It may seem strange to start a GetReligion post with a verse from the Bible -- the Gospel According to St. Luke, in this case -- but it seems appropriate in light of a morality tale that continues to unfold in the mainstream press.
Thus, let's turn to the 12th chapter of Luke, verse 3 to be specific.
Let us attend, especially readers who are clergy or who hold positions of power and prestige in religious institutions, such as seminaries or ecclesiastical bureaucracies.
Therefore whatever you have said in the dark shall be heard in the light, and what you have whispered in private rooms shall be proclaimed upon the housetops.
This leads us, of course, to the infamous Ashley Madison website used by legions of people who were -- they thought -- anonymously seeking sexual affairs. They didn't expect hackers to shout their sins from the digital rooftops.
This is especially true for clergy, people in a line of work that includes just as many stressed-out sinners as any other. Journalists, if you want to get the big picture on the impact of this scandal in pulpits, check out the recent Christianity Today essays by the online evangelical maven Ed Stetzer, who has been on fire writing about this tragic situation.
The scandal has claimed many victims, but the story GetReligion writers have been hearing about is a CNN report on the case of the Rev. John Gibson, a pastor and professor at New Orleans Baptist Theological Seminary. In his case, this fall from grace left him shattered. The result was suicide. Gibson's wife, Christi, discovered his body.
In his suicide note, Gibson chronicled his demons. He also mentioned Ashley Madison.
"He talked about depression. He talked about having his name on there, and he said he was just very, very sorry," Christi said. "What we know about him is that he poured his life into other people, and he offered grace and mercy and forgiveness to everyone else, but somehow he couldn't extend that to himself." ...
Gibson said her husband was likely worried he'd lose his job.
"It wasn't so bad that we wouldn't have forgiven it, and so many people have said that to us, but for John, it carried such a shame," she said.
Focus on that first quotation from Christi Gibson. There isn't much faith content there, but what is there is crucial. This leads to a note from a very observant GetReligion reader. Several readers wrote me about this, including a pastor. The reader notes:

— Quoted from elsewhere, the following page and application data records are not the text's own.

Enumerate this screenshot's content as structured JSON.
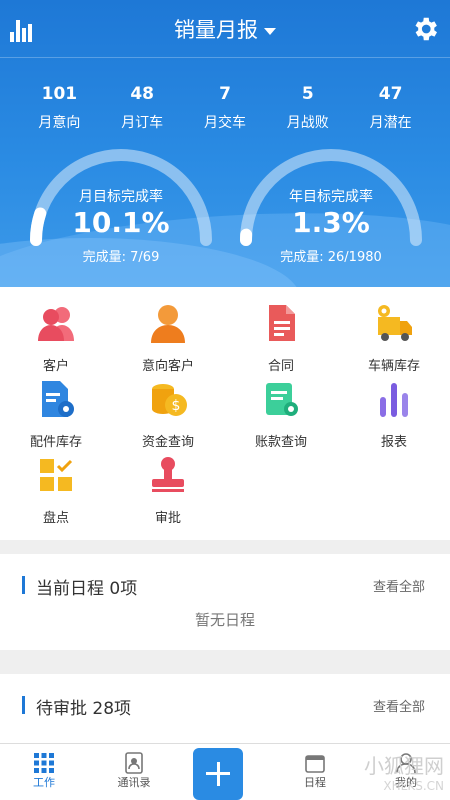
{
  "header": {
    "title": "销量月报",
    "stats": [
      {
        "value": "101",
        "label": "月意向"
      },
      {
        "value": "48",
        "label": "月订车"
      },
      {
        "value": "7",
        "label": "月交车"
      },
      {
        "value": "5",
        "label": "月战败"
      },
      {
        "value": "47",
        "label": "月潜在"
      }
    ],
    "gauges": [
      {
        "title": "月目标完成率",
        "value": "10.1%",
        "fraction": 0.101,
        "sub": "完成量: 7/69"
      },
      {
        "title": "年目标完成率",
        "value": "1.3%",
        "fraction": 0.013,
        "sub": "完成量: 26/1980"
      }
    ]
  },
  "menu": {
    "items": [
      {
        "label": "客户",
        "icon": "customer-icon"
      },
      {
        "label": "意向客户",
        "icon": "intent-customer-icon"
      },
      {
        "label": "合同",
        "icon": "contract-icon"
      },
      {
        "label": "车辆库存",
        "icon": "vehicle-stock-icon"
      },
      {
        "label": "配件库存",
        "icon": "parts-stock-icon"
      },
      {
        "label": "资金查询",
        "icon": "funds-query-icon"
      },
      {
        "label": "账款查询",
        "icon": "account-query-icon"
      },
      {
        "label": "报表",
        "icon": "report-icon"
      },
      {
        "label": "盘点",
        "icon": "inventory-check-icon"
      },
      {
        "label": "审批",
        "icon": "approval-stamp-icon"
      }
    ]
  },
  "schedule": {
    "title": "当前日程 0项",
    "more": "查看全部",
    "empty": "暂无日程"
  },
  "pending": {
    "title": "待审批 28项",
    "more": "查看全部"
  },
  "nav": {
    "items": [
      {
        "label": "工作",
        "icon": "grid-icon"
      },
      {
        "label": "通讯录",
        "icon": "contacts-icon"
      },
      {
        "label": "日程",
        "icon": "calendar-icon"
      },
      {
        "label": "我的",
        "icon": "profile-icon"
      }
    ]
  },
  "watermark": {
    "cn": "小狐狸网",
    "en": "XHLKS.CN"
  },
  "colors": {
    "primary": "#1e78d6",
    "accent": "#2a8be3"
  }
}
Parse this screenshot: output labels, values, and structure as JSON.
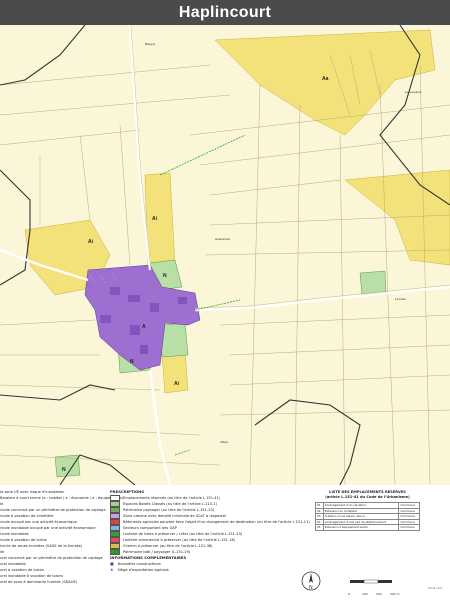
{
  "header": {
    "title": "Haplincourt"
  },
  "map": {
    "zone_labels": {
      "aa": "Aa",
      "ai_left": "Ai",
      "ai_center": "Ai",
      "ai_lower": "Ai",
      "n1": "N",
      "n2": "N",
      "n3": "N",
      "a": "A"
    },
    "place_names": {
      "top": "Bangny",
      "top_right": "Lebucquière",
      "center": "Haplincourt",
      "right": "La Folie",
      "lower": "Villers"
    },
    "colors": {
      "background": "#fbf6d8",
      "agri_yellow": "#f3e27a",
      "urban_purple": "#9d6fd0",
      "natural_green": "#b7dfa6",
      "boundary": "#333333",
      "road": "#ffffff"
    }
  },
  "legend": {
    "col1": [
      "la zone UE avec risque d'inondation",
      "Baraiere à court terme (a : habitat / e : économie / d : équipements)",
      "le",
      "ricole concerné par un périmètre de protection de captage",
      "ricole à vocation de cimetière",
      "ricole occupé par une activité économique",
      "ricole inondable occupé par une activité économique",
      "ricole inondable",
      "ricole à vocation de loisirs",
      "ircicle de zones humides (SAGE de la Sensée)",
      "ile",
      "urel concerné par un périmètre de protection de captage",
      "urel inondable",
      "urel à vocation de loisirs",
      "urel inondable à vocation de loisirs",
      "urel de zone à dominante humide (SDAGE)"
    ],
    "prescriptions_title": "PRESCRIPTIONS",
    "prescriptions": [
      "Emplacements réservés (au titre de l'article L.151-41)",
      "Espaces Boisés Classés (au titre de l'article L.113-1)",
      "Patrimoine paysager (au titre de l'article L.151-23)",
      "Zone urbaine avec densité minimale de SCoT à respecter",
      "Bâtiments agricoles pouvant faire l'objet d'un changement de destination (au titre de l'article L.151-11)",
      "Secteurs comportant des OAP",
      "Linéaire de haies à préserver / créer (au titre de l'article L.151-23)",
      "Linéaire commercial à préserver (au titre de l'article L.151-16)",
      "Chemin à préserver (au titre de l'article L.151-38)",
      "Patrimoine bâti / paysager (L.151-19)"
    ],
    "info_title": "INFORMATIONS COMPLEMENTAIRES",
    "info": [
      "Nouvelles constructions",
      "Siège d'exploitation agricole"
    ],
    "swatch_colors": [
      "#ffffff",
      "#9fd38a",
      "#6ab04c",
      "#c9a0e0",
      "#e04040",
      "#7db7e8",
      "#3a9a3a",
      "#e05050",
      "#d8c050",
      "#2a9a2a"
    ]
  },
  "reserved_table": {
    "title": "LISTE DES EMPLACEMENTS RESERVES",
    "subtitle": "(article L.151-41 du Code de l'Urbanisme)",
    "rows": [
      [
        "01",
        "Aménagement d'un carrefour",
        "Commune"
      ],
      [
        "02",
        "Extension du cimetière",
        "Commune"
      ],
      [
        "03",
        "Création d'une liaison douce",
        "Commune"
      ],
      [
        "04",
        "Aménagement d'une aire de stationnement",
        "Commune"
      ],
      [
        "05",
        "Extension d'équipement public",
        "Commune"
      ]
    ]
  },
  "scale": {
    "ticks": [
      "0",
      "100",
      "200",
      "300 m"
    ]
  },
  "credit": "Fond cad."
}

In the article there is a quote from the interview: "What we know about him is that he poured his life into other people, and he offered grace and mercy and forgiveness to everyone else, but somehow he couldn't extend that to himself." In the video the middle is edited out so that you hear "he poured his life into other people ... but he couldn't extend that to himself."
Even the full quote has a pretty big holy ghost floating around. It seems like so much more discussion of his faith was needed for this article to have context. This is especially true since some Christian denominations view suicide as unforgivable. It seems pretty relevant to know what denomination he was a part of, since he did teach at a denominational seminary, and maybe some info on their view of suicide.
Several excellent points there. In fact, one reader sent in this URL with comments focusing completely on the lack of faith content in this CNN report -- period.
In part, that could have been caused by the focus on the TV interview material. Reporters who dug deeper into this family's tragedy drew on other sources of material -- such as remarks at Gibson's memorial service.
In particular, readers will want to look at this report from Baptist Press and, in the mainstream, this "Acts of Faith" feature from The Washington Post. There is quite a bit of theology implied, for example, in this one Post quote:
“My dad reached such a point of hopelessness and despair that he took his own life,” his son, Trey, said during his eulogy late last month. “When he closed his eyes, he opened them and felt only the warm embrace of his savior.”
One style comment: Under Associated Press Stylebook rules, should't that be "Savior" -- a reference to God -- rather than "savior," with a small "s"?
I have a similar kind of God-talk question about the quotation at the end of the CNN piece.
Since his death, his family has made a pact to be more transparent with one another about their struggles. Christi Gibson has a message for the 32 million people exposed and their communities.
"These were real people with real families, real pain and real loss," she says. But "don't underestimate the power of love. Nothing is worth the loss of a father and a husband and a friend. It just didn't merit it. It didn't merit it at all."
Raise your hand if you think there is a larger context to this brave woman's reference to "love." Clearly, in the interview, she is talking about the love of this man's family. But is that all she is talking about? I don't think so.